Five hundred years later the limits of depicting depth in art remain true (except of course for “Magic Eye”–style prints, which, through multiple similar elements, basically interleave two views that the brain sorts out for each eye). But Leonardo could not have anticipated the Op Art movement of the 1960s, whose chief focus was to create the illusion of movement using static images. The art form grew wildly popular in the culture at large—the mother of one of us (Rogers-Ramachandran) even wallpapered an entire bathroom in a dizzying swirl of such black-and-white patterns.
The movement never really attained the status of sophisticated “high art” in the art world. Most vision scientists, on the other hand, found the images to be intriguing. How can stationary images give rise to motion?
Psychologist Akiyoshi Kitaoka of Ritsumeikan University in Kyoto, Japan, has developed a series of images called Rotating Snakes, which are particularly effective at producing illusory motion. As you gaze at a, you soon notice circles spinning in opposite directions. Viewing the image with your peripheral vision makes the motion appear more pronounced. Staring fixedly at the image may diminish the sense of movement, but changing your eye position briefly by looking to one side refreshes the effect. In this image, you see movement in the direction that follows the colored segments from black to blue to white to yellow to black. Yet the colors are merely added for aesthetic appeal and have no relevance to the effect. An achromatic version (b, on page 54) works equally well so long as it preserves the luminance profile of the colored version (in other words, as long as the relative reflected luminance of the different patches remains the same).
These delightful displays never fail to titillate adults and youngsters alike. But why does this illusion arise? We do not know for sure. What we do know is that the odd arrangements of luminance-based edges must somehow “artificially” activate motion-detecting neurons in the visual pathways. That is, the particular patterns of luminance and contrast fool the visual system into seeing motion where none exists. (Do not be alarmed if you don'st see the movement, because some people with otherwise normal vision simply do not.)

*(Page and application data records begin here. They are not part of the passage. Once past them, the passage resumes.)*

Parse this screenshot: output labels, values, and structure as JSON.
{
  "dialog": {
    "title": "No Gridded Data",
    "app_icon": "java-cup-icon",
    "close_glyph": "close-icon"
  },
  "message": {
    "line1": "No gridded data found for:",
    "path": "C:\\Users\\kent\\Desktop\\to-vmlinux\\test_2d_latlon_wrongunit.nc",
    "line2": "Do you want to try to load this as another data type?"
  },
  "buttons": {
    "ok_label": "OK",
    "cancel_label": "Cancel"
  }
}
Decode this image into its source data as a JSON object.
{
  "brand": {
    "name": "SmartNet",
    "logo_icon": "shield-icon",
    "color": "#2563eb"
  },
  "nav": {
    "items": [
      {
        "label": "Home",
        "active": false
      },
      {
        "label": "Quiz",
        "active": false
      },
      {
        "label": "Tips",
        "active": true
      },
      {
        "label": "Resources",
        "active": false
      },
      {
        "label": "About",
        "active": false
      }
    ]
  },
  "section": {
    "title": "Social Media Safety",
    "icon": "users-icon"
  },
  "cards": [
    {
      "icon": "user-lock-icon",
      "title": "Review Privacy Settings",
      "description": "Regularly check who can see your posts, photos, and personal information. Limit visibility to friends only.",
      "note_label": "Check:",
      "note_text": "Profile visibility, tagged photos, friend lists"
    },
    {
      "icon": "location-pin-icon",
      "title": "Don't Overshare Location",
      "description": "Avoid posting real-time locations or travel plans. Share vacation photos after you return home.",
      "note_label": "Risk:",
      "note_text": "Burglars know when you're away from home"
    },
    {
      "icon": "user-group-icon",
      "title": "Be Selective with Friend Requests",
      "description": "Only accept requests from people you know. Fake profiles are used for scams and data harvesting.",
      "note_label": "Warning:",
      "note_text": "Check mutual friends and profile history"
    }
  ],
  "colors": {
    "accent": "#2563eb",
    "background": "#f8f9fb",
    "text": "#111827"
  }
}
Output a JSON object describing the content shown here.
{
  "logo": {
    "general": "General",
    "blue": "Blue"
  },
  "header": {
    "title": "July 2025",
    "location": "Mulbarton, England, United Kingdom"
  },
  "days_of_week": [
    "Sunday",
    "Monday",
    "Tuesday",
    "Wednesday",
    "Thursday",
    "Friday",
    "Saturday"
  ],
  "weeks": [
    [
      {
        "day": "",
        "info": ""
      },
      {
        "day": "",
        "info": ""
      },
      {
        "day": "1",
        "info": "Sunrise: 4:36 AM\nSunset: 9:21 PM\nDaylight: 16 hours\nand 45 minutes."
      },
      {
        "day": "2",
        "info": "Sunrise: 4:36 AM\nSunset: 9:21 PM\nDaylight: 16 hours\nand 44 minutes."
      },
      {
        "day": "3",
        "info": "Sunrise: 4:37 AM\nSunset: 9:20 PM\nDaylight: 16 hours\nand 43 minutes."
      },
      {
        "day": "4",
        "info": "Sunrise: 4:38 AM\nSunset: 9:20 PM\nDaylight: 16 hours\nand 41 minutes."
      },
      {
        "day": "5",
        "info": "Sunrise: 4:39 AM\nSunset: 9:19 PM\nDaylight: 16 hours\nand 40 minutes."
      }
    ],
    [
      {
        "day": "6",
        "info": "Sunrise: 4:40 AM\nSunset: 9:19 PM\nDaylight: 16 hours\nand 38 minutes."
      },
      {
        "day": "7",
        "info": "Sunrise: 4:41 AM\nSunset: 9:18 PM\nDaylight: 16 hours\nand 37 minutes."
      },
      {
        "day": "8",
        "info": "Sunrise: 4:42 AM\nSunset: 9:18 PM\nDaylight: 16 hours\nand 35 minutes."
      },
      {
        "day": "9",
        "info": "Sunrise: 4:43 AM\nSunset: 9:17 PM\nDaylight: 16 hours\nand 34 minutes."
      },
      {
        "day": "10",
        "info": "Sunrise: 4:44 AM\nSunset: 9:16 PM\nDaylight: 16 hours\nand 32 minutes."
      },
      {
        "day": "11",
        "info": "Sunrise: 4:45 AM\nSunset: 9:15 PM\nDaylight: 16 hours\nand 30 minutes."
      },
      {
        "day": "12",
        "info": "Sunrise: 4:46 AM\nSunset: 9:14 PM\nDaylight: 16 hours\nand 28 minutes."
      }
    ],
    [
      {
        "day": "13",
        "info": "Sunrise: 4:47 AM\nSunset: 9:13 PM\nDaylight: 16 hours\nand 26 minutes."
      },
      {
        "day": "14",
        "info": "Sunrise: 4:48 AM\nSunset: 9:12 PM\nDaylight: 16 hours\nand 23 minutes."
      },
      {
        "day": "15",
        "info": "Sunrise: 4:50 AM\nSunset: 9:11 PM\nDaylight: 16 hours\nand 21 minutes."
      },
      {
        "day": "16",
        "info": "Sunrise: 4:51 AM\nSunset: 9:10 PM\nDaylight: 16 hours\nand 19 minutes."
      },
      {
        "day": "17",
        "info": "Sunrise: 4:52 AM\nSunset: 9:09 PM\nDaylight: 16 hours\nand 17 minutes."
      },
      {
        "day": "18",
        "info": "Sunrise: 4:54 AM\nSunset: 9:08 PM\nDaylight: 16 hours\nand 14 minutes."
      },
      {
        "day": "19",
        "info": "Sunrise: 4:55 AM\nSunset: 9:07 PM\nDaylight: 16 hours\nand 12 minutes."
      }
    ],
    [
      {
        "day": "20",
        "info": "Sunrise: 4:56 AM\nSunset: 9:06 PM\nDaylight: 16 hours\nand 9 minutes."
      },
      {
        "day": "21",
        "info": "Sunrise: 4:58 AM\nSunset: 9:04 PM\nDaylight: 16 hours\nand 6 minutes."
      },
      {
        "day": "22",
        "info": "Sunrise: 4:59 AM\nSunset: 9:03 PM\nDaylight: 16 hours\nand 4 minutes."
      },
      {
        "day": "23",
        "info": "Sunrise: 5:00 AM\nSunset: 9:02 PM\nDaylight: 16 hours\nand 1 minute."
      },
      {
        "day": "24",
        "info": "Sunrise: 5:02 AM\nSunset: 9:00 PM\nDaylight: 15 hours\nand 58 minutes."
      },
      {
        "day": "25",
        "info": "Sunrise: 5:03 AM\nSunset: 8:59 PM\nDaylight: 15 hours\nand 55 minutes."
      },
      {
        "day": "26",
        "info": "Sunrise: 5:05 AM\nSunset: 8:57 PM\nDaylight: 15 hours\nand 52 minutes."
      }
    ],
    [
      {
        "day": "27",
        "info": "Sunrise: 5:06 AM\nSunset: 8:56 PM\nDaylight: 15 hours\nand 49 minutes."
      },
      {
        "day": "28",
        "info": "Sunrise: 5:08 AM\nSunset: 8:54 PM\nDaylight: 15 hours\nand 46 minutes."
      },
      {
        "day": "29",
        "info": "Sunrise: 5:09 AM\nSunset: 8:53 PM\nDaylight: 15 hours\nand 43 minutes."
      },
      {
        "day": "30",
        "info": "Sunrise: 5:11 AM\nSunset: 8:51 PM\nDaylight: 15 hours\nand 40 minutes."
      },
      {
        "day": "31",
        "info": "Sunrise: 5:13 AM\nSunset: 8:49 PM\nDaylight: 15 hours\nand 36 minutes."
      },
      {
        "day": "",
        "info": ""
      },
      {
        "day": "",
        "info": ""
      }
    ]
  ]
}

To explore motion perception, scientists often employ test patterns of very short movies (two frames in length). Imagine in frame one a dense array of randomly placed black dots on a gray background. If, in frame two, you displace the entire array slightly to the right, you will see the patch of dots moving (jumping) to the right, because the change activates multiple motion-detecting neurons in your brain in parallel. This phenomenon is termed apparent motion, or phi. It is the basis for “motion” pictures in which no “real” motion exists, only successive still shots.
But if in the second frame you displace the dots to the right and also reverse the contrast of all the dots so that they are now white on gray (instead of black on gray), you will see motion in the opposite direction—an illusion discovered by psychologist Stuart M. Anstis, now at the University of California, San Diego. This effect is known as reversed phi, but we shall henceforth call it the Anstis-Reichardt effect, after the two vision scientists who first explored it. (The second person was Werner Reichardt, then at the Max Planck Institute for Biological Cybernetics in Tübingen, Germany.) We now know that this paradoxical reverse motion occurs because of certain peculiarities in the manner in which motion-detecting neurons, called Reichardt detectors, operate in our visual centers.